He was aide-de-camp (ADC) and Chief Personal Security Officer (CPSO) to ex-president Goodluck Jonathan between 2010 and 2015.
Despite glaring evidence, President Buhari has frequently denied allegations of being sectional, often citing his appointment of ministers from southern states without noting that it is a constitutional requirement for all states to have at least one minister in the federal cabinet.
Yet in 2017, Buhari declined to appoint Walter Onnoghen as the Chief Justice of Nigeria, despite a looming constitutional crisis. But when he fell ill and was flown to London for extended medical treatment, Vice-President Yemi Osinbajo quickly moved to avert the crisis by forwarding Onnoghen’s name to the Senate for confirmation.

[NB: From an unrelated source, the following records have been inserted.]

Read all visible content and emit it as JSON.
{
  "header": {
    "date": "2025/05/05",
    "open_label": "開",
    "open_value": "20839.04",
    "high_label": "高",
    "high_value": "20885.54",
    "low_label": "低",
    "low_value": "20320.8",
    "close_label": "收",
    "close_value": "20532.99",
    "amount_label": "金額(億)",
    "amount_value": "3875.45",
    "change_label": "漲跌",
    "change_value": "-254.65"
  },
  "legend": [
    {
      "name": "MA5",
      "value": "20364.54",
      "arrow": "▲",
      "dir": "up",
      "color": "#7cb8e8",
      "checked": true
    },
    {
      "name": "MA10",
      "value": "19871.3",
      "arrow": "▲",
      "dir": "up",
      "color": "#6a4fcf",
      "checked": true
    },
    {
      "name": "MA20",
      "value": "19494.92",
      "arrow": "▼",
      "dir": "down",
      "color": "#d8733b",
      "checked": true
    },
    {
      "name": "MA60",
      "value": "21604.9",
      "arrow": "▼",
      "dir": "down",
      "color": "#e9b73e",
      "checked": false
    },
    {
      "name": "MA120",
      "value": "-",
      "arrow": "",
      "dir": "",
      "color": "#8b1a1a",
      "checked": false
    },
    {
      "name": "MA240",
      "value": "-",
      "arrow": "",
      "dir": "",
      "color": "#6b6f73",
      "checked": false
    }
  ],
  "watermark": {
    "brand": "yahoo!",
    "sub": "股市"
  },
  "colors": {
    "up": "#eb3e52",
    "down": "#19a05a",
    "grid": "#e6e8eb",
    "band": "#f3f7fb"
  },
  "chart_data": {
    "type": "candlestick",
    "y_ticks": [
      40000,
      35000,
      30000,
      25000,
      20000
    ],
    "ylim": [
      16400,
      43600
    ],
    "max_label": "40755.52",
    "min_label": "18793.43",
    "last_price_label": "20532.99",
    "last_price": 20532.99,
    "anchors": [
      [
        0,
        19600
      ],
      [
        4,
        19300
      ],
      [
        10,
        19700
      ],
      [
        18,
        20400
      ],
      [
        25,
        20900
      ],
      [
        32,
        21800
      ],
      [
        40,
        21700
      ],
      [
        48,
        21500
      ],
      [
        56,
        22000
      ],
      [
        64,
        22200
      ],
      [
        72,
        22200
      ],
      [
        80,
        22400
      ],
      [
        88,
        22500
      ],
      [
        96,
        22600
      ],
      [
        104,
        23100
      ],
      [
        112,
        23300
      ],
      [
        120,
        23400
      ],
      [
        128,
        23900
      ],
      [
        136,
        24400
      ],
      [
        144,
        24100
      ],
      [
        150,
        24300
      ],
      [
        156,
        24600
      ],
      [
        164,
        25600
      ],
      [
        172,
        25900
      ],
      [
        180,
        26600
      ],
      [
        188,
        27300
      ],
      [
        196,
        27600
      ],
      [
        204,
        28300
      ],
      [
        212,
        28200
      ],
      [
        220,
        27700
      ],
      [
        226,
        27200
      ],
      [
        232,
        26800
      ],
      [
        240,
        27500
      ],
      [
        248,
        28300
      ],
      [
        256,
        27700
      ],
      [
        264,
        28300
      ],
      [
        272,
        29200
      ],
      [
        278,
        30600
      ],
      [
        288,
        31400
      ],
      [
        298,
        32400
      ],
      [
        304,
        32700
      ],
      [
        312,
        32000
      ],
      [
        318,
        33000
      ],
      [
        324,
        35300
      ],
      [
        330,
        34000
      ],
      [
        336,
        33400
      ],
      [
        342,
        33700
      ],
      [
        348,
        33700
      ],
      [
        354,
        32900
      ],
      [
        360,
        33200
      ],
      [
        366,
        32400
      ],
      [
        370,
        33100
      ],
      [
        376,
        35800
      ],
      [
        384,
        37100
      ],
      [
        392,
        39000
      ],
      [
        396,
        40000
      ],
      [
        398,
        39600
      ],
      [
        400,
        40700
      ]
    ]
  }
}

Barely two years later, Buhari ultimately plotted the inglorious ouster of Mr Onnoghen, a southern Christian, expectedly sourcing his replacement from the North.
In 2018, Buhari oversaw the infamous removal and controversial replacement of Matthew Seiyefa, a former acting Director-General of the State Security Service from Bayelsa. After seeing that the senior positions from which he could appoint the next SSS DG were occupied by southerners, Buhari ignored them to name Yusuf Bichi from Kano, years after his retirement from service.
Last year, Azuka Azinge was removed from office as Registrar-General of the Corporate Affairs Commission (CAC) on allegations of false assets filings. Azinge was subsequently replaced with a northerner and was never prosecuted for the purported allegations.
Ex-National Pension Commission chief, Chinelo Anohu, was similarly booted out of the office and her position immediately ceded to the North.